**Provided records:**

== Segment start ==

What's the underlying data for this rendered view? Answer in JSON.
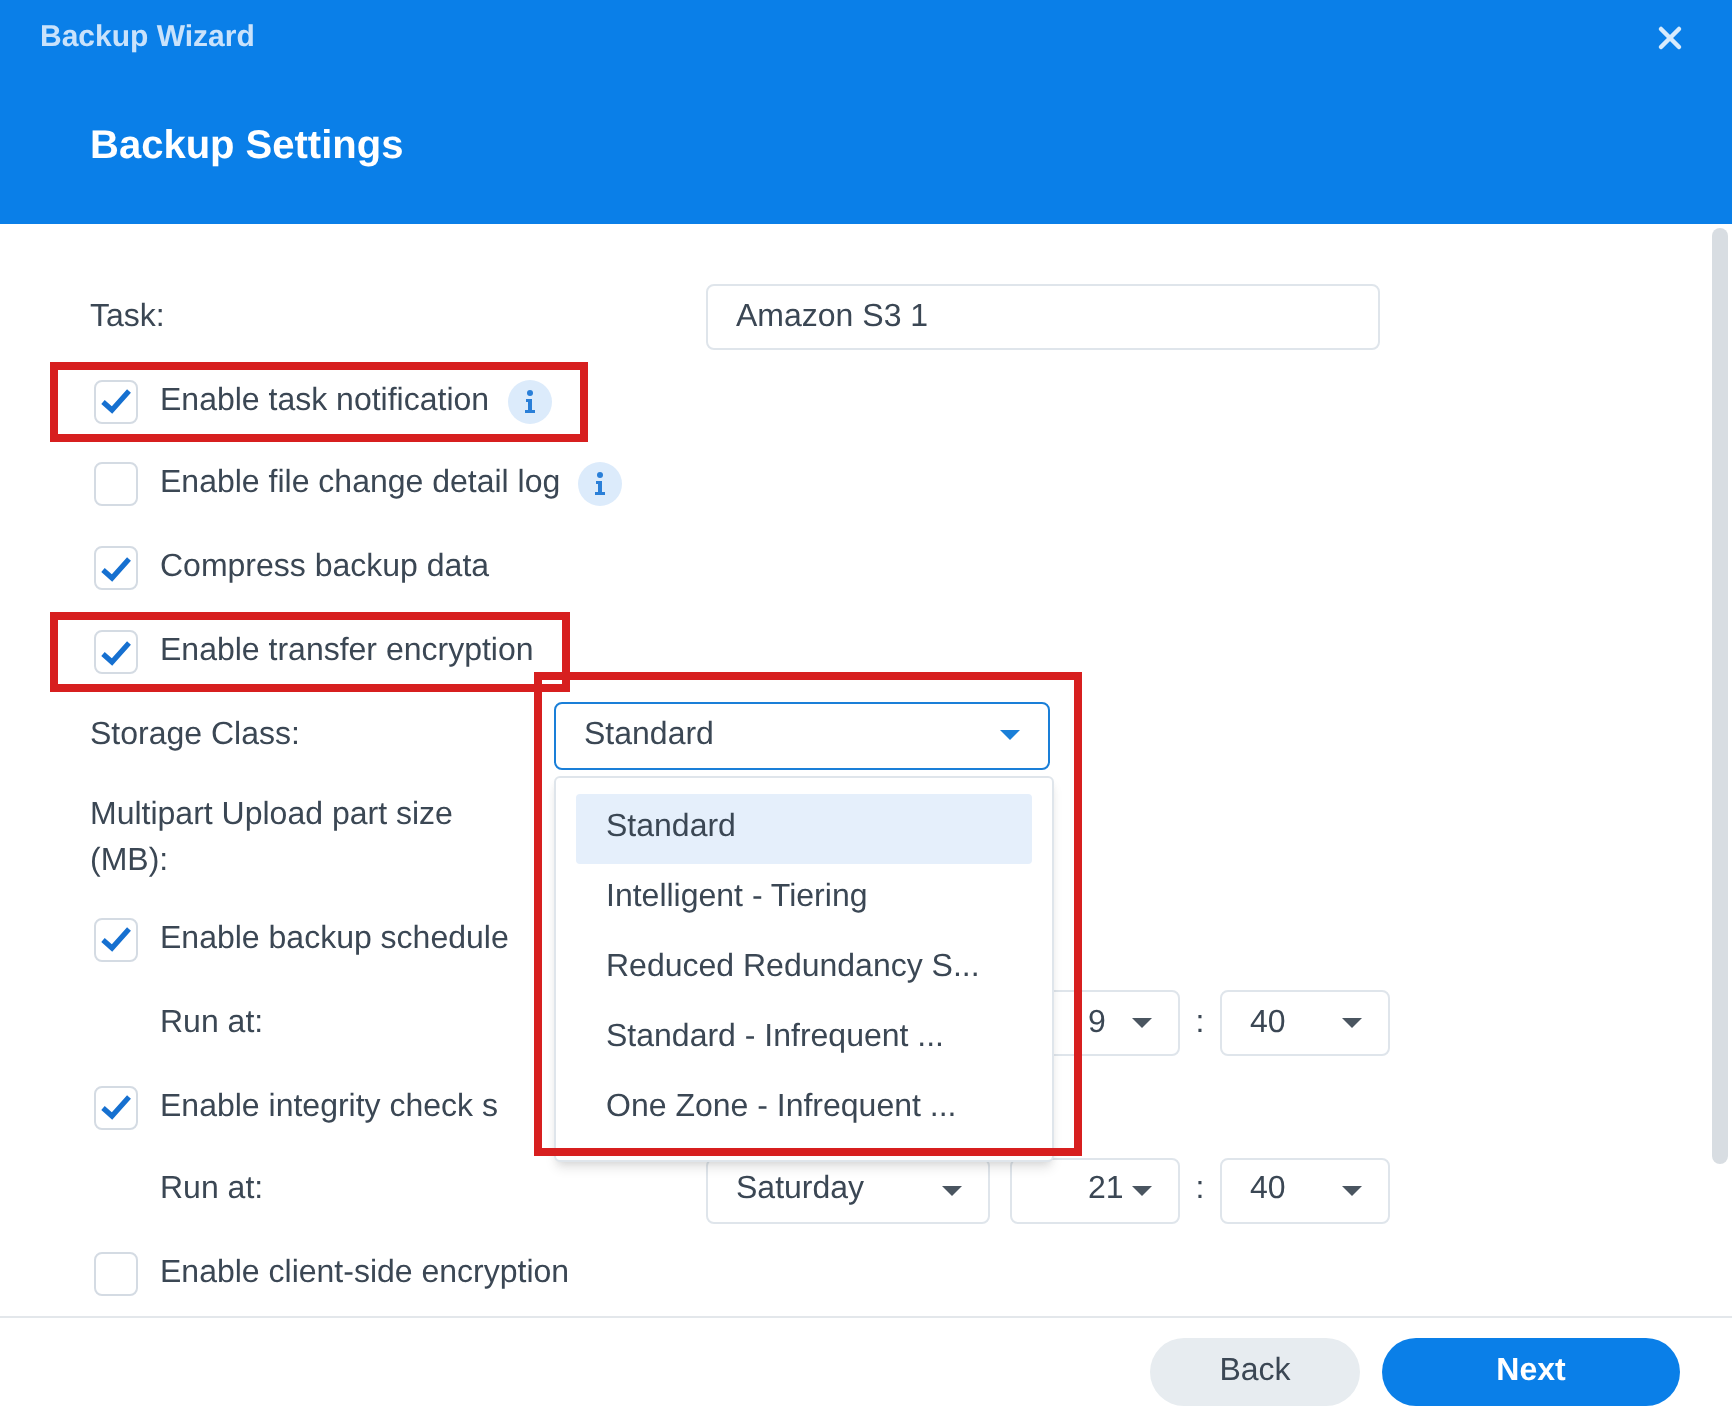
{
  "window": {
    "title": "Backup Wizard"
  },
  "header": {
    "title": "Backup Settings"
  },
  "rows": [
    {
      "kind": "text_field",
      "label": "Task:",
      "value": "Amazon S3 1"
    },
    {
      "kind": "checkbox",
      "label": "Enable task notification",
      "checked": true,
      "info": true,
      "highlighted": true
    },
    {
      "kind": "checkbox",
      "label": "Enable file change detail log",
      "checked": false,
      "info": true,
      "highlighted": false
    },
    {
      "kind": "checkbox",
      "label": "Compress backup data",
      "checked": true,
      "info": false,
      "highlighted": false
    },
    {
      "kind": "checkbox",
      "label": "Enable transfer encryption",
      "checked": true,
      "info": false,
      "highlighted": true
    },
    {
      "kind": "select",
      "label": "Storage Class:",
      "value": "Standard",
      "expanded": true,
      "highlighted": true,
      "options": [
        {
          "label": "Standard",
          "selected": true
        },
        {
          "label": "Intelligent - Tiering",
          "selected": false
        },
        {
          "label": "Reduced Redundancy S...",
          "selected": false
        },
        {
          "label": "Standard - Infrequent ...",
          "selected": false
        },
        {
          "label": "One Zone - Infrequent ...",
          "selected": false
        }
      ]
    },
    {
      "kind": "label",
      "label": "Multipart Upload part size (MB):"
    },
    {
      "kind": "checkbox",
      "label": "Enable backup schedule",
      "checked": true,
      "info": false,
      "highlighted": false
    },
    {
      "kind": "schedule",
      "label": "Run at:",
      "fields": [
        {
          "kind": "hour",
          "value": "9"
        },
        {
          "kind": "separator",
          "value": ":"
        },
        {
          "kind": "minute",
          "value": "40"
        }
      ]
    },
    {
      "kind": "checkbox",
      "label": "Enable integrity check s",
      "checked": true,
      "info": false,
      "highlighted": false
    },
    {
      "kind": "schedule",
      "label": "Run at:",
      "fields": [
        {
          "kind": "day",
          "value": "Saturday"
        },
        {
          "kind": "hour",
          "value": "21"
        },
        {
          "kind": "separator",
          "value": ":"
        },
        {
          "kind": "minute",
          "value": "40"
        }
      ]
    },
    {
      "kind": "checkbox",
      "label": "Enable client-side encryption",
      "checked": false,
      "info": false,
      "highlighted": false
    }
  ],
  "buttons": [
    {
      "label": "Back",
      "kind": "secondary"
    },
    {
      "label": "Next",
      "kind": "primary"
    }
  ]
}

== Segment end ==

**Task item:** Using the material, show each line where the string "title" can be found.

**Response to the task:**
    "title": "Backup Wizard"
    "title": "Backup Settings"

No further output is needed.